  3. Image titled Be Debt Free Step 3
    Evaluate policies and practices for disparate impact. Any new employment requirements or decisions regarding groups of employees cannot have a disproportionately negative effect on older employees.[20]
    • For example, if you're making a decision to lay off a certain number of workers in a department, your criteria for deciding which employees to keep and which to lay off generally shouldn't result in more older workers being laid off than younger ones.
    • You can run employees through your criteria hypothetically to analyze the impact. If the criteria result in a significantly larger number of older employees being laid off than younger ones, figure out how you can lessen that by changing your criteria.
    • If the disparate impact is unavoidable, make sure you document the business purpose of the policy or practice in a specific way.
  4. Image titled Handle an Employee's Attendance Problems Step 4
    Include written anti-discrimination and harassment policies in your employee handbook. Make sure your policies address age discrimination and discuss the acts that are forbidden by law.[21]
    • Give written handbooks to all employees. If you update a discrimination policy, provide a written memo with the changes to all employees.
    • Your written policies should stress that they supersede any oral statements to the contrary by managers or other staff.
    • In addition to the handbook, find other ways to make sure employees are informed of your anti-discrimination policies and know who is designated to handle complaints of discrimination.
    • For example, you may want to provide training seminars to educate employees, including managers and supervisors, about the protections of anti-discrimination laws and how to identify discriminatory acts or practices.
  5. Image titled Be a Good Debater Step 10
    Maintain thorough documentation.

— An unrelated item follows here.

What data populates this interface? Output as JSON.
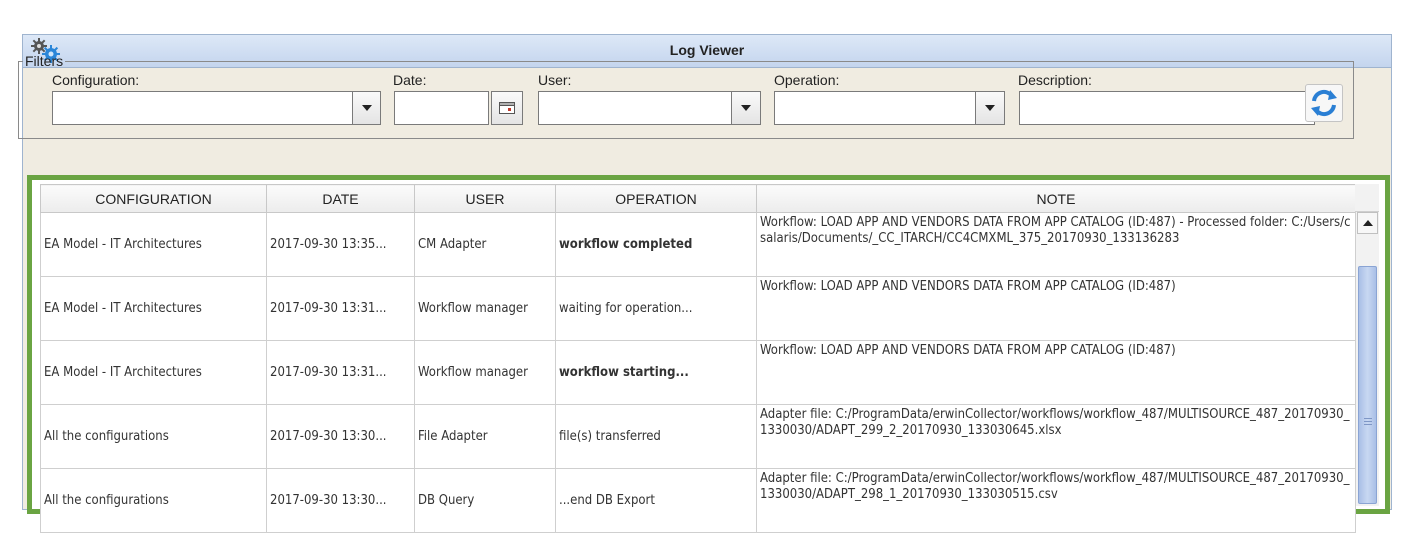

Written documentation of steps taken to investigate or resolve any age discrimination complaints is essential to defense against an age discrimination claim.[22]
    • Have anyone interviewing an applicant take written notes during the interview so you have a written record of anything communicated to a candidate.
    • If an employee complains about a discriminatory incident, investigate it promptly and document your investigation in writing. These documents can later prove your actions if the employee tries to say he or she complained and nothing was done.
    • Any written documentation that potentially could help you in a discrimination lawsuit should be kept indefinitely. When in doubt, print copies of emails and place them in a file – particularly if you have software that deletes old emails after a period of time.[23]

Sources and Citations

Show more... (20)

Article Info

Categories: Civil Litigation